Map of the Week – Coastline changes based on satellite data
Climate change poses big challenges for the ocean. It is changing coastlines and impacting marine ecosystems, with serious social and economic consequences for our society. Momentum around ocean–climate action will continue to grow at the UN Climate Change Conference - COP26, which started on 31 October 2021, is taking place in Glasgow and will last until 12 November 2021.
At the COP26 summit, political leaders and stakeholders are coming together to accelerate action towards the goals of the Paris Agreement and the UN Framework Convention on Climate Change. The Ocean is receiving a lot of attention notably through the COP26 Virtual Ocean Pavilion, dedicated to showcase why the ocean matters in climate negotiations and to all life on our planet. It aims to increase knowledge, commitment and action for the ocean-climate nexus. UNESCO's IOC at the Climate COP26 is presenting its latest advances in the work on climate, highlighting the following programmatic domains: Ocean Decade, climate research, ocean acidification, blue carbon, etc. The members of the Youth4Ocean Forum are also there to make the voice of the ocean and the youth heard.

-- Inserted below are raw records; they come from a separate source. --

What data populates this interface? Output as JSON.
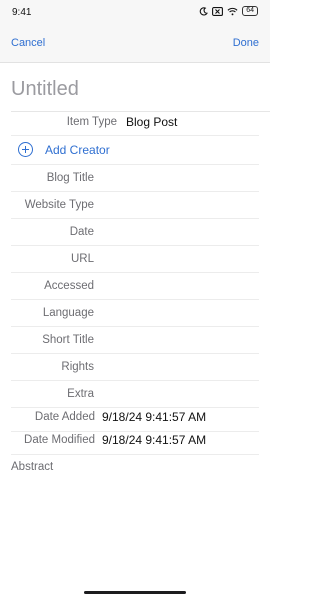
{
  "status": {
    "time": "9:41",
    "battery": "64"
  },
  "nav": {
    "cancel": "Cancel",
    "done": "Done"
  },
  "item": {
    "title": "Untitled",
    "item_type_label": "Item Type",
    "item_type_value": "Blog Post",
    "add_creator": "Add Creator",
    "fields": [
      "Blog Title",
      "Website Type",
      "Date",
      "URL",
      "Accessed",
      "Language",
      "Short Title",
      "Rights",
      "Extra"
    ],
    "date_added_label": "Date Added",
    "date_added_value": "9/18/24 9:41:57 AM",
    "date_modified_label": "Date Modified",
    "date_modified_value": "9/18/24 9:41:57 AM",
    "abstract_label": "Abstract"
  },
  "colors": {
    "accent": "#2f6fd1",
    "label": "#6d6d72",
    "placeholder": "#9b9ba0"
  }
}
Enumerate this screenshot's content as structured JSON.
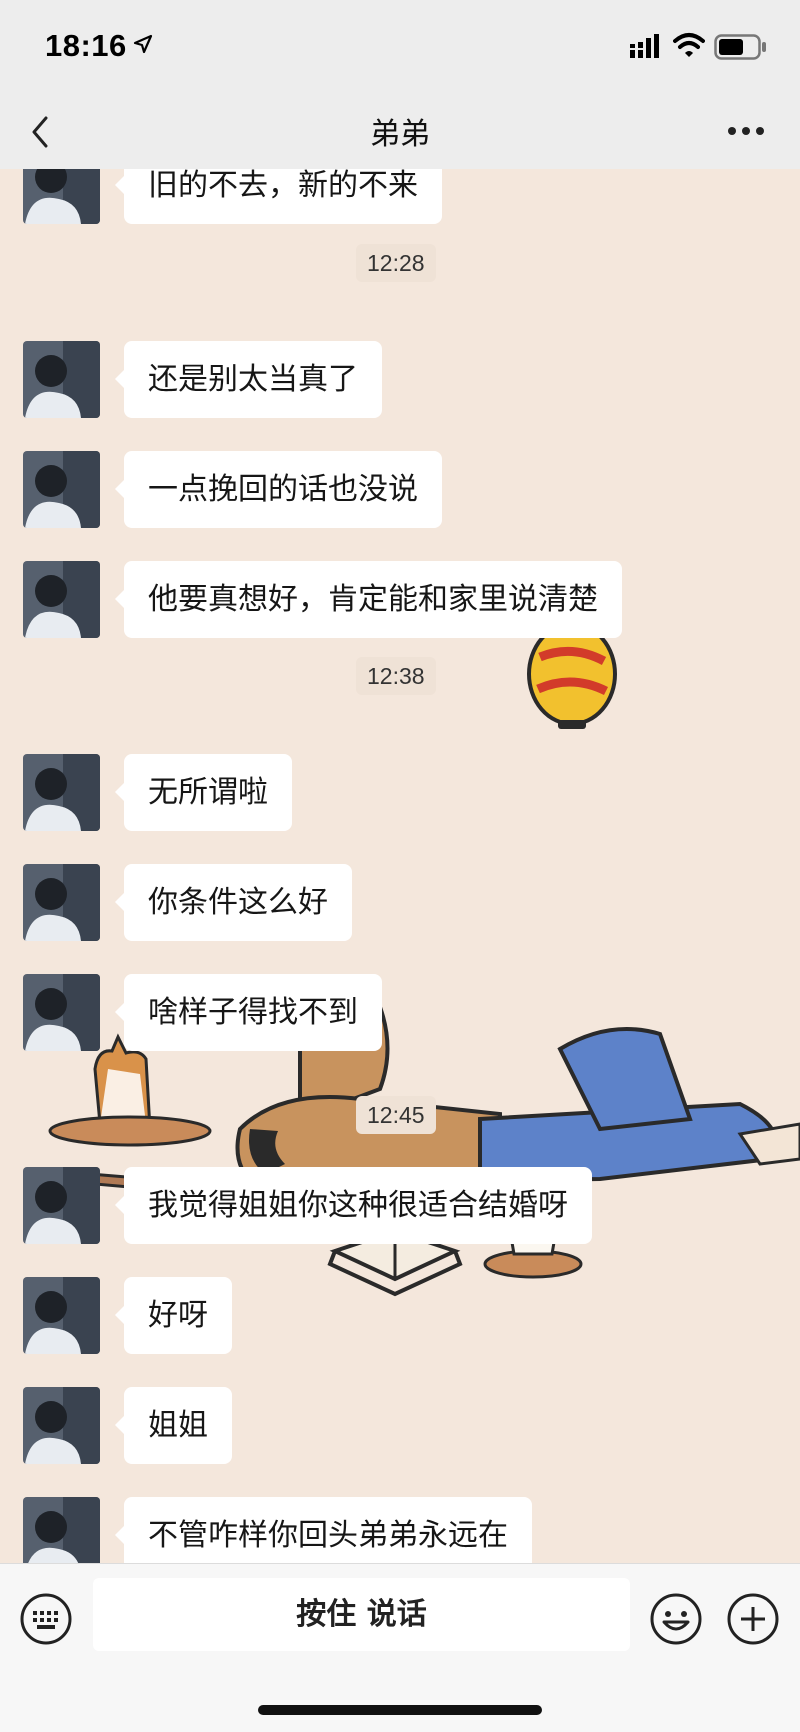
{
  "status_bar": {
    "time": "18:16",
    "icons": [
      "location-arrow-icon",
      "cellular-signal-icon",
      "wifi-icon",
      "battery-icon"
    ]
  },
  "nav": {
    "title": "弟弟",
    "left_icon": "back-chevron-icon",
    "right_icon": "more-icon"
  },
  "messages": [
    {
      "type": "message",
      "text": "旧的不去，新的不来"
    },
    {
      "type": "time",
      "text": "12:28"
    },
    {
      "type": "message",
      "text": "还是别太当真了"
    },
    {
      "type": "message",
      "text": "一点挽回的话也没说"
    },
    {
      "type": "message",
      "text": "他要真想好，肯定能和家里说清楚"
    },
    {
      "type": "time",
      "text": "12:38"
    },
    {
      "type": "message",
      "text": "无所谓啦"
    },
    {
      "type": "message",
      "text": "你条件这么好"
    },
    {
      "type": "message",
      "text": "啥样子得找不到"
    },
    {
      "type": "time",
      "text": "12:45"
    },
    {
      "type": "message",
      "text": "我觉得姐姐你这种很适合结婚呀"
    },
    {
      "type": "message",
      "text": "好呀"
    },
    {
      "type": "message",
      "text": "姐姐"
    },
    {
      "type": "message",
      "text": "不管咋样你回头弟弟永远在"
    }
  ],
  "input_bar": {
    "voice_label": "按住 说话",
    "icons": [
      "keyboard-icon",
      "emoji-icon",
      "plus-icon"
    ]
  },
  "colors": {
    "bar_bg": "#ededed",
    "chat_bg": "#f4e7dc",
    "bubble": "#ffffff",
    "timestamp_bg": "#efe2d6"
  }
}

Sea level rise and coastal erosion are some of the many impacts of climate change. The Map of the Week provides insight into how Europe’s coastlines are changing. It shows areas of landward migration (erosion or submergence), stability, and seaward migration (accretion or emergence) at different spatial scales. The monitoring of coastal areas in order to analyse the effects of erosion can support Integrated Coastal Zone Management (ICZM), which will be essential in mitigating and adapting to some of the impacts of climate change.
The data in this map are provided by EMODnet.